When it comes to climate change, what are our lines of defence? Where's the depth? Our front line should be our governments, federal and provincial. The problem is they haven't deployed to that front. They haven't even mobilized. That front line is not even manned. But what about defence in depth? What about the other lines? What other lines? There aren't any. There are no reserves. Our defence begins and ends with our governments and they are not moving to defend us.
This occurs to me when I ponder George Monbiot's latest column in which he points out the dreary obvious. We cannot rely on our governments to act. We can't trust our governments with the future of our children and grandchildren. They are not on our side.
We have been brought up to trust these people or at least obey them but now that could be our ruin. They're working for somebody else. They're not working for you, much less your grandkids.
Even if we could organize a sufficient segment of the population to spark some sort of disruption, there's scant time for that. We need our federal government to change course, to recognize and fulfill its duty to the public interest, not special interests.
We need to act now. Fortunately we have an election next year, the one time that our political caste at least pretend to serve the public. This is where they're vulnerable. This is where they need to be hit. It's time to twist their arms and keep increasing the pressure until they squeal.
I am no longer averse to Monbiot's call for disruptive, non-violent disobedience. What forms that would take is unclear but, with an election looming, there should be a broad spectrum of options. It's time to connect with like-minded people willing to take tangible steps to defend our children's future.
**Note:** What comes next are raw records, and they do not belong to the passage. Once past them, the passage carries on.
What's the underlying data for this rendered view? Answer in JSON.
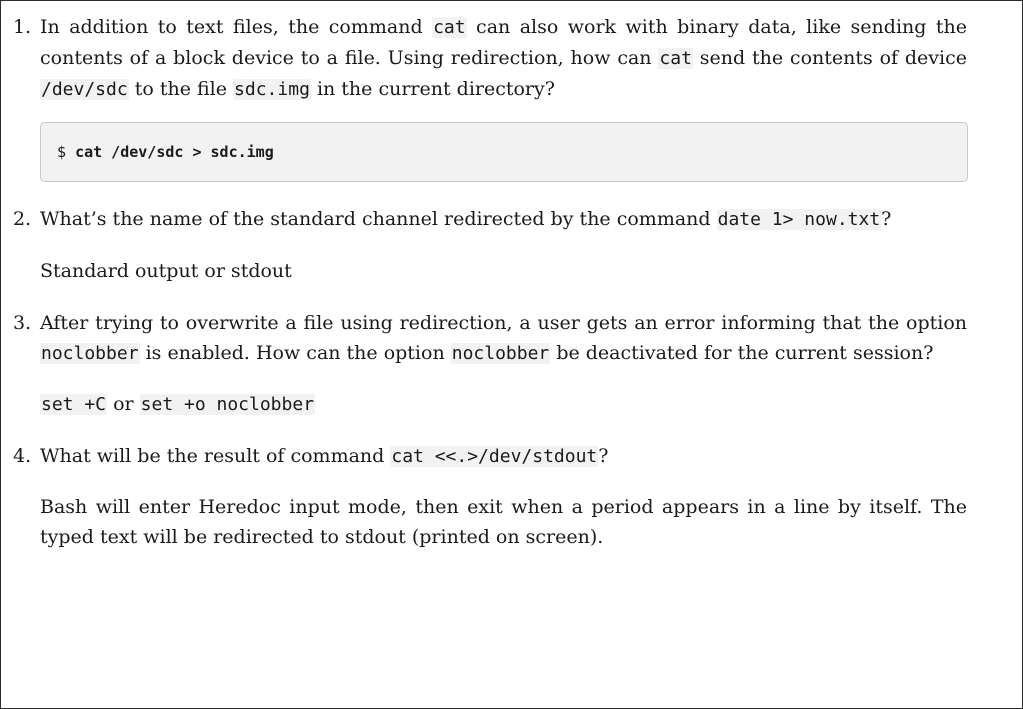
{
  "questions": [
    {
      "number": "1.",
      "prompt": {
        "t1": "In addition to text files, the command ",
        "c1": "cat",
        "t2": " can also work with binary data, like sending the contents of a block device to a file. Using redirection, how can ",
        "c2": "cat",
        "t3": " send the contents of device ",
        "c3": "/dev/sdc",
        "t4": " to the file ",
        "c4": "sdc.img",
        "t5": " in the current directory?"
      },
      "answer_code": {
        "prompt_symbol": "$",
        "command": "cat /dev/sdc > sdc.img"
      }
    },
    {
      "number": "2.",
      "prompt": {
        "t1": "What’s the name of the standard channel redirected by the command ",
        "c1": "date 1> now.txt",
        "t2": "?"
      },
      "answer": "Standard output or stdout"
    },
    {
      "number": "3.",
      "prompt": {
        "t1": "After trying to overwrite a file using redirection, a user gets an error informing that the option ",
        "c1": "noclobber",
        "t2": " is enabled. How can the option ",
        "c2": "noclobber",
        "t3": " be deactivated for the current session?"
      },
      "answer": {
        "c1": "set +C",
        "t1": " or ",
        "c2": "set +o noclobber"
      }
    },
    {
      "number": "4.",
      "prompt": {
        "t1": "What will be the result of command ",
        "c1": "cat <<.>/dev/stdout",
        "t2": "?"
      },
      "answer": "Bash will enter Heredoc input mode, then exit when a period appears in a line by itself. The typed text will be redirected to stdout (printed on screen)."
    }
  ]
}
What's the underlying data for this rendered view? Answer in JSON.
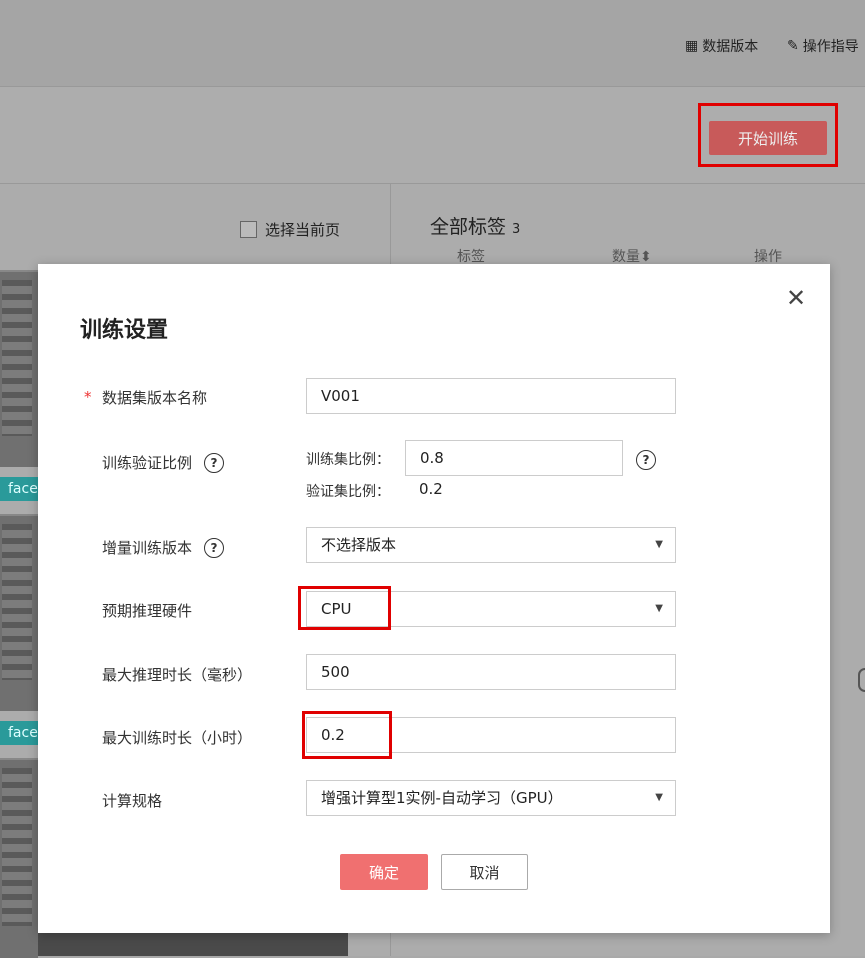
{
  "header": {
    "data_version_label": "数据版本",
    "guide_label": "操作指导"
  },
  "toolbar": {
    "start_training_label": "开始训练"
  },
  "gallery": {
    "select_page_label": "选择当前页",
    "face_tags": [
      "face",
      "face"
    ]
  },
  "labels_panel": {
    "title": "全部标签",
    "count": "3",
    "columns": [
      "标签",
      "数量",
      "操作"
    ],
    "sort_icon": "sort-icon"
  },
  "dialog": {
    "title": "训练设置",
    "close_icon": "close-icon",
    "dataset_version_name": {
      "label": "数据集版本名称",
      "required_mark": "*",
      "value": "V001"
    },
    "split_ratio": {
      "label": "训练验证比例",
      "help": "?",
      "train_label": "训练集比例：",
      "train_value": "0.8",
      "val_label": "验证集比例：",
      "val_value": "0.2"
    },
    "incremental_version": {
      "label": "增量训练版本",
      "help": "?",
      "value": "不选择版本"
    },
    "inference_hardware": {
      "label": "预期推理硬件",
      "value": "CPU"
    },
    "max_inference_time": {
      "label": "最大推理时长（毫秒）",
      "value": "500"
    },
    "max_training_time": {
      "label": "最大训练时长（小时）",
      "value": "0.2"
    },
    "compute_spec": {
      "label": "计算规格",
      "value": "增强计算型1实例-自动学习（GPU）"
    },
    "ok_label": "确定",
    "cancel_label": "取消"
  },
  "colors": {
    "primary": "#f07070",
    "highlight": "#e00000",
    "tag": "#2a9a9a"
  }
}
There's no longer time to mess about. We all must decide what side we're on.
When speaking with people who have given up, figuring we're doomed anyway so why change, my response has always been that we can't give up the fight. Yes the future our grandchildren will face will be more difficult and dangerous than anything we have dealt with and some of that we can no longer undo but, and this is a big consideration, what we do, individually and collectively, from today onward can make whatever they face far worse. We can flood world markets with bitumen. Future generations will pay the environmental price for that. But what kind of people does that make us?
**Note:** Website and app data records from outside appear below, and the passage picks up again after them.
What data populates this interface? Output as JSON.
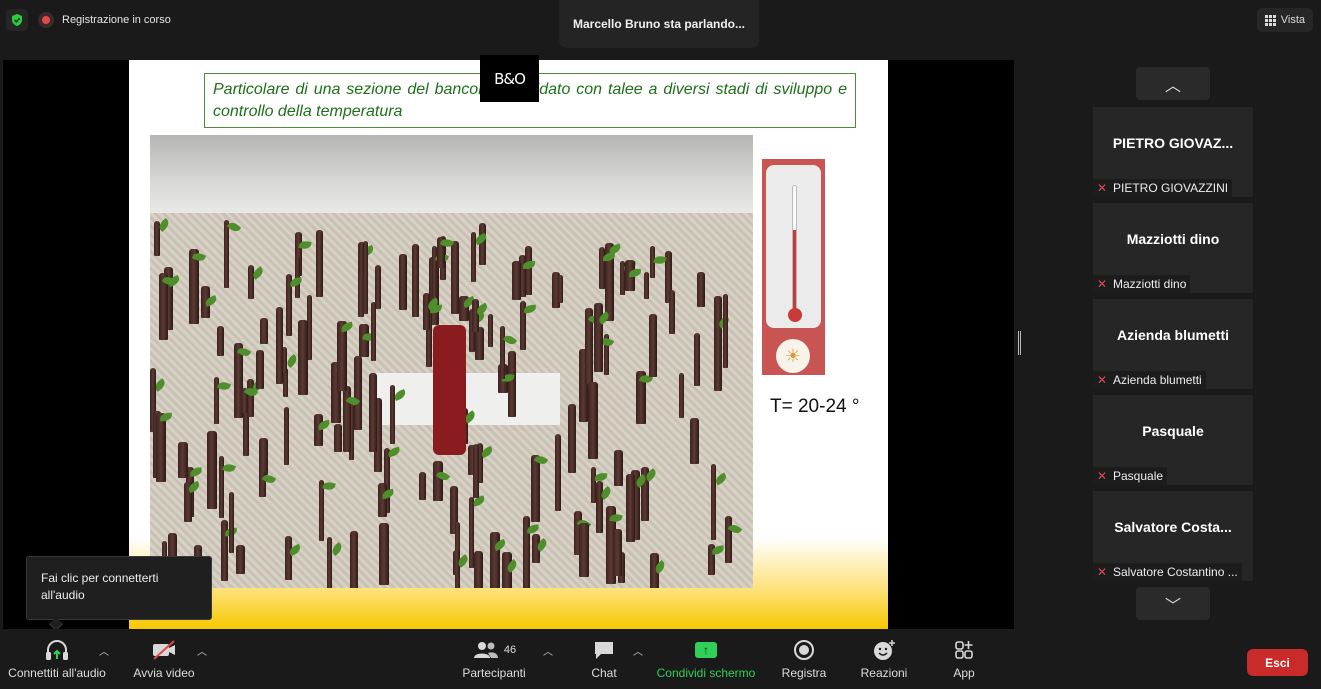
{
  "top": {
    "recording_label": "Registrazione in corso",
    "speaking_label": "Marcello Bruno sta parlando...",
    "view_label": "Vista"
  },
  "slide": {
    "logo_text": "B&O",
    "caption": "Particolare di una sezione del bancone riscaldato con talee a diversi stadi di sviluppo e controllo della temperatura",
    "temperature_text": "T= 20-24 °"
  },
  "participants": [
    {
      "tile_name": "PIETRO  GIOVAZ...",
      "label": "PIETRO GIOVAZZINI"
    },
    {
      "tile_name": "Mazziotti dino",
      "label": "Mazziotti dino"
    },
    {
      "tile_name": "Azienda blumetti",
      "label": "Azienda blumetti"
    },
    {
      "tile_name": "Pasquale",
      "label": "Pasquale"
    },
    {
      "tile_name": "Salvatore  Costa...",
      "label": "Salvatore Costantino ..."
    }
  ],
  "tooltip": {
    "text": "Fai clic per connetterti all'audio"
  },
  "toolbar": {
    "audio_label": "Connettiti all'audio",
    "video_label": "Avvia video",
    "participants_label": "Partecipanti",
    "participants_count": "46",
    "chat_label": "Chat",
    "share_label": "Condividi schermo",
    "record_label": "Registra",
    "reactions_label": "Reazioni",
    "apps_label": "App",
    "leave_label": "Esci"
  },
  "colors": {
    "share_green": "#2fcf5a",
    "leave_red": "#c92a2a",
    "caption_green": "#1f6f1a"
  }
}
I was encouraged today to read a brief interview with climate scientist, Michael Mann, on CBC's web site. His message echoes what I just wrote. It's not too late. We can still prevent many of the worst impacts of climate change if only we choose to.
There are some things that may be lost, but much else that can be retained, too. Often, we allow the conversation to become binary, as if we either succeed or fail. But what it's really about is degrees of success or degrees of failure. We can still prevent many of the worst impacts of climate change from playing out, but some bad things will happen — indeed, already are. If you are Puerto Rico, or Bangladesh, or Tuvalu, or Miami Beach or California, you have already witnessed dangerous climate change impacts. It's simply a matter of how bad we're willing to allow it to get.This is what Schellnhuber meant when he told the delegates to the 2015 Paris climate summit that limiting warming to 1.5 degrees Celsius could still be achievable but it would require the "induced implosion" of the fossil fuel industry. Governments have to euthanize the fossil fuel giants. They have to choose - do they support the carbon energy industries or their people? They too have to choose sides and, if they're not on our side, we need to send them packing.
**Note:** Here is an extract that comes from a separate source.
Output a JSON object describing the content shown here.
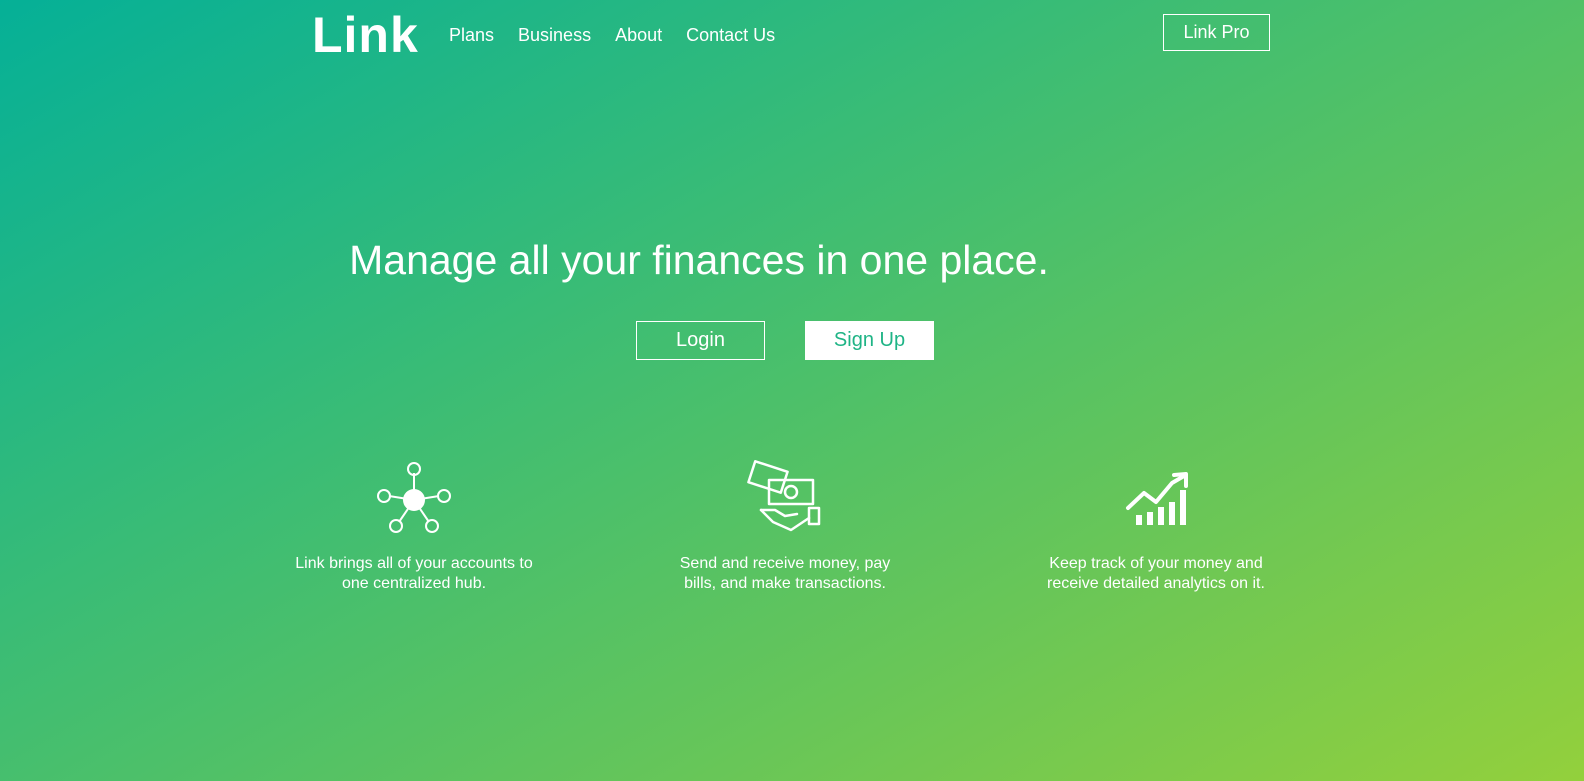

The main challenge is defeating the juggernaut that is the fossil fuel industry. They have used their tremendous wealth and influence to block all meaningful efforts to limit carbon emissions and accelerate the transition underway from fossil fuels toward renewable energy. The only way that we will defeat them is by turning out to vote and electing politicians who will act in our interest over the special interests.